Who's teaching COVID-19 etiquette?
Last updated 4/29/2020 at 3:28pm | View PDF
I was at the grocery store last week picking up a few things and was wearing a disposable mask. I noticed most customers were wearing masks as well and wiping down their carts.
The checkout line had horizontal lines taped to the floor indicating where each customer should stand while they wait. It became my turn to put my items on the conveyor belt and as I started to, the woman in front of me, wearing a medical-grade N-95 mask, ordered me briskly to wait back and not place my things until she had finished checking out.
I felt embarrassed for assuming it was my turn, immediately apologized and moved back, waiting for her to finish checking out. The cashier then told me it was OK to place my items onto the conveyor belt, as the customer's transaction was nearly complete. I obeyed the worker and placed my items, to the visible disdain of the woman. She looked utterly appalled that I had listened to him and voiced her annoyance to me and the cashier. When he went to hand the woman her receipt, she refused and ordered that he place it in the bag, so as to avoid any physical contact.
All the while, the woman's teenage daughter was standing close by, with no facial covering whatsoever.
I understand this is a scary and uncertain time for everyone. Societal norms are being tested and redesigned to fit this new COVID-19 era. Things we used to do subconsciously have to be reconsidered to account for the physical interactions they might encompass.
We are told to stay at least six feet apart in public when possible, but what about the brief time spent trying to reach an item in a crowded grocery aisle? Obviously it is done with harmless intentions, but it can make those around you uncomfortable. Or the hazardous allergy sneeze in public that can make those around you immediately assume the worse. These are things you can't help, but it doesn't make them any less anxiety-inducing. I don't know the proper etiquette with which to voice concerns on social distancing. Someone may be too close to you, but how can you express those feelings without being seen as rude?
Personally I have been going on many runs around the neighborhood since the stay-at-home order went into place. When I see someone coming in the opposite direction, I always mentally prepare to make a decision as to whether I should run off the path to ensure more space between us or keep my pace. Do we smile at each other? Look down and avoid eye contact? It isn't a lack of courtesy for the stranger - rather an acknowledgment of these tricky times. I feel as though nobody knows how to interact with one another anymore. I certainly do not.

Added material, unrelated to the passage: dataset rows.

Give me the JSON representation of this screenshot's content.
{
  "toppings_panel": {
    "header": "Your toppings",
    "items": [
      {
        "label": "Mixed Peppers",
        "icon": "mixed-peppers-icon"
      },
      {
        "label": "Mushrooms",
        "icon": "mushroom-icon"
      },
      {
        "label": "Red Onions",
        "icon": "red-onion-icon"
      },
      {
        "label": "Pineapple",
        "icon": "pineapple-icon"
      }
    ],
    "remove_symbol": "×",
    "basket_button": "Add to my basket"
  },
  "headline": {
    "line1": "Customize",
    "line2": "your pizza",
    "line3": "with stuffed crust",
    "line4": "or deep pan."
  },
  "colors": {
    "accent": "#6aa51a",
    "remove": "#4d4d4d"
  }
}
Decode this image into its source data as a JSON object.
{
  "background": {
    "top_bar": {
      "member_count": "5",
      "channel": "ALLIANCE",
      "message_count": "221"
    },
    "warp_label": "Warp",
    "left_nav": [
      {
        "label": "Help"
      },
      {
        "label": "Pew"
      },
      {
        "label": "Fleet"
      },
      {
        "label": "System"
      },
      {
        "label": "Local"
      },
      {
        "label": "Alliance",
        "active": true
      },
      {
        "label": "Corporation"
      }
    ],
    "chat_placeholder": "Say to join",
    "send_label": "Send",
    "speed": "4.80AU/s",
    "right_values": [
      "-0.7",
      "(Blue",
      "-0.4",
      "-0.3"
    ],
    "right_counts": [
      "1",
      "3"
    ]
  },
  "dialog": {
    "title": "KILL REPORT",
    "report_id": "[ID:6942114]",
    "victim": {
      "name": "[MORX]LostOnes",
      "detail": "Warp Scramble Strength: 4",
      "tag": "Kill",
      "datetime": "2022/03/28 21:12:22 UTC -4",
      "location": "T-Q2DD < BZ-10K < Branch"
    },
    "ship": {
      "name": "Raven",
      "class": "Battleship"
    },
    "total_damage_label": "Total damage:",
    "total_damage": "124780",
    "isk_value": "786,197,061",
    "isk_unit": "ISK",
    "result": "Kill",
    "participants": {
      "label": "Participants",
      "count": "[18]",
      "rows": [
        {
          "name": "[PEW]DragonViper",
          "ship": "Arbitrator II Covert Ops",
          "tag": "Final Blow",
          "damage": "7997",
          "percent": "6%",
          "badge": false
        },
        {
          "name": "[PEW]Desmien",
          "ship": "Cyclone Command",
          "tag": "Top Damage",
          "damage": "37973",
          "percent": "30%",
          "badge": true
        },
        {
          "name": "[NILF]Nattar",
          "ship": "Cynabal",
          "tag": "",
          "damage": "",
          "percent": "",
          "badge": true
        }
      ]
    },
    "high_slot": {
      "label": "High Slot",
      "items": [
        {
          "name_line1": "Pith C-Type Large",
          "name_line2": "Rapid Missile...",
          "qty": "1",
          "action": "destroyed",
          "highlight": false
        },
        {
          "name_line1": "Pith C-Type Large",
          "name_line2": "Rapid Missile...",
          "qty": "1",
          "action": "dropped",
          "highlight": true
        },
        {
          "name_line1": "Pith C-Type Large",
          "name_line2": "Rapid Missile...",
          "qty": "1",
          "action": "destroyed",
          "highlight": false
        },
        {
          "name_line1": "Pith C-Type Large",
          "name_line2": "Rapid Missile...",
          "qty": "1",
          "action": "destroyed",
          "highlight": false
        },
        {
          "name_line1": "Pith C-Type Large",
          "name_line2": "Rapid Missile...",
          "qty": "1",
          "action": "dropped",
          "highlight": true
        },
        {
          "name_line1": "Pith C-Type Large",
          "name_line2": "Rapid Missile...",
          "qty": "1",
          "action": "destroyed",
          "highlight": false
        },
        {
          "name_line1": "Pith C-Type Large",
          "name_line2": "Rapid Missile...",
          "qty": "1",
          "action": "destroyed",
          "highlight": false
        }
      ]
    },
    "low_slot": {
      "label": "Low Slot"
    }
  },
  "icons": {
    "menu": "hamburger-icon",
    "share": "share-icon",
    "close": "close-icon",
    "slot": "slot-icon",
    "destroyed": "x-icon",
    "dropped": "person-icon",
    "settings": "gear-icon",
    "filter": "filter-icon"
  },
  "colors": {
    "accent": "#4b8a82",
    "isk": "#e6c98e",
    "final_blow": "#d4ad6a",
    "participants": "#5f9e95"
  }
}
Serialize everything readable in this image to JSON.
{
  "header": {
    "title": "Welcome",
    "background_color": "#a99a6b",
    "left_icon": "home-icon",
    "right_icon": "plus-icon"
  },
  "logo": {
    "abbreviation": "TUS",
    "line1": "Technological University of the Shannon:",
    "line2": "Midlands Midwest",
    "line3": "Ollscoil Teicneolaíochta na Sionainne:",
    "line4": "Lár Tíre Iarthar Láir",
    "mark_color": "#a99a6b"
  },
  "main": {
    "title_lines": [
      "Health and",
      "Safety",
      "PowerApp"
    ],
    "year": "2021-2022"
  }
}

Fortunately, it seems as though we have at least another four weeks to navigate our future social outings from the comfort and safety of our homes. In the meantime, I can enjoy my virtual interactions without fear of being too close to someone. We all have some things to learn to prepare for the post-corona life we are anxiously anticipating.
- Cedra Jazayerli, a junior at Hinsdale Central, is a contributing columnist. Readers can email her at [email protected]